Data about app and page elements
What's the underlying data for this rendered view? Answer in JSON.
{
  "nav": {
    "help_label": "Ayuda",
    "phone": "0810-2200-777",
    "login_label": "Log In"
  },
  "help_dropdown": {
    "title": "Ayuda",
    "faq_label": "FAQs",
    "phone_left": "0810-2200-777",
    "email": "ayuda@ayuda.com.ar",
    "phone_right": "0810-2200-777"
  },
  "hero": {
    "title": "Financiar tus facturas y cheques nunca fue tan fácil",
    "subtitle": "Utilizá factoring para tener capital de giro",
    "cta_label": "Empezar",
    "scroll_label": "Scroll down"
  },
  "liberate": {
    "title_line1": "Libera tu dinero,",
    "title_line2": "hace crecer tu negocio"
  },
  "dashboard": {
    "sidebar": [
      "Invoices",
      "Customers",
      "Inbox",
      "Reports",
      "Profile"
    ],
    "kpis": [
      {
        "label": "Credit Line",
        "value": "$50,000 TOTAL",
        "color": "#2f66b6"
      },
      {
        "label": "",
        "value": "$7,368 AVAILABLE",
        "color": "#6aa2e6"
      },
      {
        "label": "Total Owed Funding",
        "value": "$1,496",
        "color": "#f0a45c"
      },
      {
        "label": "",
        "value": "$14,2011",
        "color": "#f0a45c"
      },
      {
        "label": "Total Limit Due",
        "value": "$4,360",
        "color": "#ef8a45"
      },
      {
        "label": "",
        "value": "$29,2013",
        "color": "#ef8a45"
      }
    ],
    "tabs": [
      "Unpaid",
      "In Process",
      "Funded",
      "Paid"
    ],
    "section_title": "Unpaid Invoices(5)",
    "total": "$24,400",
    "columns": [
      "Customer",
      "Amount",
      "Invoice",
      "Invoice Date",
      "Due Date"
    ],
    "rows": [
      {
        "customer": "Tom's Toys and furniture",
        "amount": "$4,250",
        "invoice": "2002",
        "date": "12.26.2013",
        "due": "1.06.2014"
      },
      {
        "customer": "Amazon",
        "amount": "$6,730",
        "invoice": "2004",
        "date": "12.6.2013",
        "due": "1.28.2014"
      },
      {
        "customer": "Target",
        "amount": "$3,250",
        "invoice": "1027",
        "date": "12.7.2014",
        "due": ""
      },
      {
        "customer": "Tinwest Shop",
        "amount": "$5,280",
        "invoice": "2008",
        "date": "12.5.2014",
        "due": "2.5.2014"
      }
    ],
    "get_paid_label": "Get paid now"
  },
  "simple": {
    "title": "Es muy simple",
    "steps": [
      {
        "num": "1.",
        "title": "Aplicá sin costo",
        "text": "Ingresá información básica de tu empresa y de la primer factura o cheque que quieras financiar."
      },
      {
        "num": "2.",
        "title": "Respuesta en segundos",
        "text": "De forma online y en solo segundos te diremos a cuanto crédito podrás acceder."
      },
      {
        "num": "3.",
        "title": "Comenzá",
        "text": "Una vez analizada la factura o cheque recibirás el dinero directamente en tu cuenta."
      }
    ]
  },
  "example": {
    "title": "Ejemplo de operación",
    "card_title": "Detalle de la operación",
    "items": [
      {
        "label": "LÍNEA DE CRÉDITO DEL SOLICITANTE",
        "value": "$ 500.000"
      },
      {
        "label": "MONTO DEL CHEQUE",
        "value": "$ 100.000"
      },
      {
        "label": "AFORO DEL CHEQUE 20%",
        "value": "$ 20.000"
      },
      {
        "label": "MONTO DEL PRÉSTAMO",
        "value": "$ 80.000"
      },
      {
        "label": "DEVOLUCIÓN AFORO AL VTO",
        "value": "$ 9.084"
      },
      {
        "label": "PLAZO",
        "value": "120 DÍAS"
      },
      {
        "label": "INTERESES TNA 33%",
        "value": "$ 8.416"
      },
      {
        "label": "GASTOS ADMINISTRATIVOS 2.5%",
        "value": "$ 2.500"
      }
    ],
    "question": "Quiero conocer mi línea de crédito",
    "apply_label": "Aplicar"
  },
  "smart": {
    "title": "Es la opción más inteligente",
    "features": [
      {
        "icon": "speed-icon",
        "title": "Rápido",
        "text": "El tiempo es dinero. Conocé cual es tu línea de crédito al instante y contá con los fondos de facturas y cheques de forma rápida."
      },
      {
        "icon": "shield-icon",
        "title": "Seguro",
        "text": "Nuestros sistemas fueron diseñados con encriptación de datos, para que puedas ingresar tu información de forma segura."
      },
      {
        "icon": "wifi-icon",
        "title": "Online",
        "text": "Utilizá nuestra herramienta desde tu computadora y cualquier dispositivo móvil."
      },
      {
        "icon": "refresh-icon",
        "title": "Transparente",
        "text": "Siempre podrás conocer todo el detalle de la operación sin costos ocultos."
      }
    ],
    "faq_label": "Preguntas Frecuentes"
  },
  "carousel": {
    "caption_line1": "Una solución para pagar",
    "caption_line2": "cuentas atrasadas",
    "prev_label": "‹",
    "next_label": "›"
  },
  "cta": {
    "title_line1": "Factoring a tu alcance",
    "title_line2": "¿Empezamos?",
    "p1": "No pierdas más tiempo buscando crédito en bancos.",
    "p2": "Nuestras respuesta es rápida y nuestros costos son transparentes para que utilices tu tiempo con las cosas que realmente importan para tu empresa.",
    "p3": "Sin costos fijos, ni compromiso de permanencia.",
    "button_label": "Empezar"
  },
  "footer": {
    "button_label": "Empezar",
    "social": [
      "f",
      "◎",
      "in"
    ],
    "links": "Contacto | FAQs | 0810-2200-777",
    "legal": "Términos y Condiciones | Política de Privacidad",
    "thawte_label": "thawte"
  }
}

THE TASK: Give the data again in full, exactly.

EXERCISE RESPONSE:
What's the underlying data for this rendered view? Answer in JSON.
{
  "nav": {
    "help_label": "Ayuda",
    "phone": "0810-2200-777",
    "login_label": "Log In"
  },
  "help_dropdown": {
    "title": "Ayuda",
    "faq_label": "FAQs",
    "phone_left": "0810-2200-777",
    "email": "ayuda@ayuda.com.ar",
    "phone_right": "0810-2200-777"
  },
  "hero": {
    "title": "Financiar tus facturas y cheques nunca fue tan fácil",
    "subtitle": "Utilizá factoring para tener capital de giro",
    "cta_label": "Empezar",
    "scroll_label": "Scroll down"
  },
  "liberate": {
    "title_line1": "Libera tu dinero,",
    "title_line2": "hace crecer tu negocio"
  },
  "dashboard": {
    "sidebar": [
      "Invoices",
      "Customers",
      "Inbox",
      "Reports",
      "Profile"
    ],
    "kpis": [
      {
        "label": "Credit Line",
        "value": "$50,000 TOTAL",
        "color": "#2f66b6"
      },
      {
        "label": "",
        "value": "$7,368 AVAILABLE",
        "color": "#6aa2e6"
      },
      {
        "label": "Total Owed Funding",
        "value": "$1,496",
        "color": "#f0a45c"
      },
      {
        "label": "",
        "value": "$14,2011",
        "color": "#f0a45c"
      },
      {
        "label": "Total Limit Due",
        "value": "$4,360",
        "color": "#ef8a45"
      },
      {
        "label": "",
        "value": "$29,2013",
        "color": "#ef8a45"
      }
    ],
    "tabs": [
      "Unpaid",
      "In Process",
      "Funded",
      "Paid"
    ],
    "section_title": "Unpaid Invoices(5)",
    "total": "$24,400",
    "columns": [
      "Customer",
      "Amount",
      "Invoice",
      "Invoice Date",
      "Due Date"
    ],
    "rows": [
      {
        "customer": "Tom's Toys and furniture",
        "amount": "$4,250",
        "invoice": "2002",
        "date": "12.26.2013",
        "due": "1.06.2014"
      },
      {
        "customer": "Amazon",
        "amount": "$6,730",
        "invoice": "2004",
        "date": "12.6.2013",
        "due": "1.28.2014"
      },
      {
        "customer": "Target",
        "amount": "$3,250",
        "invoice": "1027",
        "date": "12.7.2014",
        "due": ""
      },
      {
        "customer": "Tinwest Shop",
        "amount": "$5,280",
        "invoice": "2008",
        "date": "12.5.2014",
        "due": "2.5.2014"
      }
    ],
    "get_paid_label": "Get paid now"
  },
  "simple": {
    "title": "Es muy simple",
    "steps": [
      {
        "num": "1.",
        "title": "Aplicá sin costo",
        "text": "Ingresá información básica de tu empresa y de la primer factura o cheque que quieras financiar."
      },
      {
        "num": "2.",
        "title": "Respuesta en segundos",
        "text": "De forma online y en solo segundos te diremos a cuanto crédito podrás acceder."
      },
      {
        "num": "3.",
        "title": "Comenzá",
        "text": "Una vez analizada la factura o cheque recibirás el dinero directamente en tu cuenta."
      }
    ]
  },
  "example": {
    "title": "Ejemplo de operación",
    "card_title": "Detalle de la operación",
    "items": [
      {
        "label": "LÍNEA DE CRÉDITO DEL SOLICITANTE",
        "value": "$ 500.000"
      },
      {
        "label": "MONTO DEL CHEQUE",
        "value": "$ 100.000"
      },
      {
        "label": "AFORO DEL CHEQUE 20%",
        "value": "$ 20.000"
      },
      {
        "label": "MONTO DEL PRÉSTAMO",
        "value": "$ 80.000"
      },
      {
        "label": "DEVOLUCIÓN AFORO AL VTO",
        "value": "$ 9.084"
      },
      {
        "label": "PLAZO",
        "value": "120 DÍAS"
      },
      {
        "label": "INTERESES TNA 33%",
        "value": "$ 8.416"
      },
      {
        "label": "GASTOS ADMINISTRATIVOS 2.5%",
        "value": "$ 2.500"
      }
    ],
    "question": "Quiero conocer mi línea de crédito",
    "apply_label": "Aplicar"
  },
  "smart": {
    "title": "Es la opción más inteligente",
    "features": [
      {
        "icon": "speed-icon",
        "title": "Rápido",
        "text": "El tiempo es dinero. Conocé cual es tu línea de crédito al instante y contá con los fondos de facturas y cheques de forma rápida."
      },
      {
        "icon": "shield-icon",
        "title": "Seguro",
        "text": "Nuestros sistemas fueron diseñados con encriptación de datos, para que puedas ingresar tu información de forma segura."
      },
      {
        "icon": "wifi-icon",
        "title": "Online",
        "text": "Utilizá nuestra herramienta desde tu computadora y cualquier dispositivo móvil."
      },
      {
        "icon": "refresh-icon",
        "title": "Transparente",
        "text": "Siempre podrás conocer todo el detalle de la operación sin costos ocultos."
      }
    ],
    "faq_label": "Preguntas Frecuentes"
  },
  "carousel": {
    "caption_line1": "Una solución para pagar",
    "caption_line2": "cuentas atrasadas",
    "prev_label": "‹",
    "next_label": "›"
  },
  "cta": {
    "title_line1": "Factoring a tu alcance",
    "title_line2": "¿Empezamos?",
    "p1": "No pierdas más tiempo buscando crédito en bancos.",
    "p2": "Nuestras respuesta es rápida y nuestros costos son transparentes para que utilices tu tiempo con las cosas que realmente importan para tu empresa.",
    "p3": "Sin costos fijos, ni compromiso de permanencia.",
    "button_label": "Empezar"
  },
  "footer": {
    "button_label": "Empezar",
    "social": [
      "f",
      "◎",
      "in"
    ],
    "links": "Contacto | FAQs | 0810-2200-777",
    "legal": "Términos y Condiciones | Política de Privacidad",
    "thawte_label": "thawte"
  }
}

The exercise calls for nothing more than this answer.